Provided data: Begin

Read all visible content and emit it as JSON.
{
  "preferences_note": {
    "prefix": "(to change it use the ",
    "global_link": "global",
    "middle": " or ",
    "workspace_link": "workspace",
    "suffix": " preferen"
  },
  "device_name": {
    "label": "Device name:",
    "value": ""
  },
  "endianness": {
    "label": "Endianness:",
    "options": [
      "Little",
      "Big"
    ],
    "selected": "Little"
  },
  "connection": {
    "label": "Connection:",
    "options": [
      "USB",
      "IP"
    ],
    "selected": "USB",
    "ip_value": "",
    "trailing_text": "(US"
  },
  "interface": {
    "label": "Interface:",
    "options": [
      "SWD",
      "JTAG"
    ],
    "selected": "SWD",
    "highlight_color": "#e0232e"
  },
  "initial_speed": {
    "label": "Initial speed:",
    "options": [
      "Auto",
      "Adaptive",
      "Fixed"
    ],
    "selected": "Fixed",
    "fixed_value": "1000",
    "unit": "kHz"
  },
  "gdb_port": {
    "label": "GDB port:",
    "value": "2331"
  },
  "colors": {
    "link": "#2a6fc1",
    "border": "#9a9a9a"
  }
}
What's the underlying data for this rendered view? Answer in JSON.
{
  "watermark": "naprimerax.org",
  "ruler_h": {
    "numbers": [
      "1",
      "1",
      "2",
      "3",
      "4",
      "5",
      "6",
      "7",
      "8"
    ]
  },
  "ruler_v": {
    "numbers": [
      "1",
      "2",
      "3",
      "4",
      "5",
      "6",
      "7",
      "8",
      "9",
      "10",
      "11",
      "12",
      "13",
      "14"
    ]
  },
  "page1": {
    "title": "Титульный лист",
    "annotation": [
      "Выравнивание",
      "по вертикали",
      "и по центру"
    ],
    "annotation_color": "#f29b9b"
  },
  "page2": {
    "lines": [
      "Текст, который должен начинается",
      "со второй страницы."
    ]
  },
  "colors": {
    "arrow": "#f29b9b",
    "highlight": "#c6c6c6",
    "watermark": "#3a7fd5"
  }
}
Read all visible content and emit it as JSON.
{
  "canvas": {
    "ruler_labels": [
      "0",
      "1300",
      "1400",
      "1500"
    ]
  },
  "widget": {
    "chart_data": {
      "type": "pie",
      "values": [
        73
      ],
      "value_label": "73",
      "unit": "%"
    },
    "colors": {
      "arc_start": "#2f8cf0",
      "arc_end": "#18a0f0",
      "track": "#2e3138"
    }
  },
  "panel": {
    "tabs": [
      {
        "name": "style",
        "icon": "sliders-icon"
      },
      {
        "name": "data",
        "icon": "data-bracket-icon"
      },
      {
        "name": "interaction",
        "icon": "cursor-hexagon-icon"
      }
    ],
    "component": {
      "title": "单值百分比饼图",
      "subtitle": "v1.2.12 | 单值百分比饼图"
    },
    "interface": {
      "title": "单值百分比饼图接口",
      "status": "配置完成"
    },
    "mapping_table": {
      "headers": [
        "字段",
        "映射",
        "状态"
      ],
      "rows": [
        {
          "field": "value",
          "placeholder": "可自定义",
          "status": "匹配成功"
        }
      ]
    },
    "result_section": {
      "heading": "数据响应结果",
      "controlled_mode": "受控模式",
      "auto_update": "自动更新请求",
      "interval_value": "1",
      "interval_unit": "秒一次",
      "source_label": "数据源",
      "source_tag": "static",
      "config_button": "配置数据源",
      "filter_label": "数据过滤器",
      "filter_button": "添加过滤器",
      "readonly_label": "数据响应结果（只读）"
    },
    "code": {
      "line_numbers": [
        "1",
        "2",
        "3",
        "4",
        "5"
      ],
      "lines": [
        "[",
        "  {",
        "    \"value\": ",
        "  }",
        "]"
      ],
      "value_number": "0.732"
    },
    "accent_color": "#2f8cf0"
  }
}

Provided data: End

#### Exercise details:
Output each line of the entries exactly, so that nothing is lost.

#### Solved problem:
Read all visible content and emit it as JSON.
{
  "preferences_note": {
    "prefix": "(to change it use the ",
    "global_link": "global",
    "middle": " or ",
    "workspace_link": "workspace",
    "suffix": " preferen"
  },
  "device_name": {
    "label": "Device name:",
    "value": ""
  },
  "endianness": {
    "label": "Endianness:",
    "options": [
      "Little",
      "Big"
    ],
    "selected": "Little"
  },
  "connection": {
    "label": "Connection:",
    "options": [
      "USB",
      "IP"
    ],
    "selected": "USB",
    "ip_value": "",
    "trailing_text": "(US"
  },
  "interface": {
    "label": "Interface:",
    "options": [
      "SWD",
      "JTAG"
    ],
    "selected": "SWD",
    "highlight_color": "#e0232e"
  },
  "initial_speed": {
    "label": "Initial speed:",
    "options": [
      "Auto",
      "Adaptive",
      "Fixed"
    ],
    "selected": "Fixed",
    "fixed_value": "1000",
    "unit": "kHz"
  },
  "gdb_port": {
    "label": "GDB port:",
    "value": "2331"
  },
  "colors": {
    "link": "#2a6fc1",
    "border": "#9a9a9a"
  }
}
What's the underlying data for this rendered view? Answer in JSON.
{
  "watermark": "naprimerax.org",
  "ruler_h": {
    "numbers": [
      "1",
      "1",
      "2",
      "3",
      "4",
      "5",
      "6",
      "7",
      "8"
    ]
  },
  "ruler_v": {
    "numbers": [
      "1",
      "2",
      "3",
      "4",
      "5",
      "6",
      "7",
      "8",
      "9",
      "10",
      "11",
      "12",
      "13",
      "14"
    ]
  },
  "page1": {
    "title": "Титульный лист",
    "annotation": [
      "Выравнивание",
      "по вертикали",
      "и по центру"
    ],
    "annotation_color": "#f29b9b"
  },
  "page2": {
    "lines": [
      "Текст, который должен начинается",
      "со второй страницы."
    ]
  },
  "colors": {
    "arrow": "#f29b9b",
    "highlight": "#c6c6c6",
    "watermark": "#3a7fd5"
  }
}
Read all visible content and emit it as JSON.
{
  "canvas": {
    "ruler_labels": [
      "0",
      "1300",
      "1400",
      "1500"
    ]
  },
  "widget": {
    "chart_data": {
      "type": "pie",
      "values": [
        73
      ],
      "value_label": "73",
      "unit": "%"
    },
    "colors": {
      "arc_start": "#2f8cf0",
      "arc_end": "#18a0f0",
      "track": "#2e3138"
    }
  },
  "panel": {
    "tabs": [
      {
        "name": "style",
        "icon": "sliders-icon"
      },
      {
        "name": "data",
        "icon": "data-bracket-icon"
      },
      {
        "name": "interaction",
        "icon": "cursor-hexagon-icon"
      }
    ],
    "component": {
      "title": "单值百分比饼图",
      "subtitle": "v1.2.12 | 单值百分比饼图"
    },
    "interface": {
      "title": "单值百分比饼图接口",
      "status": "配置完成"
    },
    "mapping_table": {
      "headers": [
        "字段",
        "映射",
        "状态"
      ],
      "rows": [
        {
          "field": "value",
          "placeholder": "可自定义",
          "status": "匹配成功"
        }
      ]
    },
    "result_section": {
      "heading": "数据响应结果",
      "controlled_mode": "受控模式",
      "auto_update": "自动更新请求",
      "interval_value": "1",
      "interval_unit": "秒一次",
      "source_label": "数据源",
      "source_tag": "static",
      "config_button": "配置数据源",
      "filter_label": "数据过滤器",
      "filter_button": "添加过滤器",
      "readonly_label": "数据响应结果（只读）"
    },
    "code": {
      "line_numbers": [
        "1",
        "2",
        "3",
        "4",
        "5"
      ],
      "lines": [
        "[",
        "  {",
        "    \"value\": ",
        "  }",
        "]"
      ],
      "value_number": "0.732"
    },
    "accent_color": "#2f8cf0"
  }
}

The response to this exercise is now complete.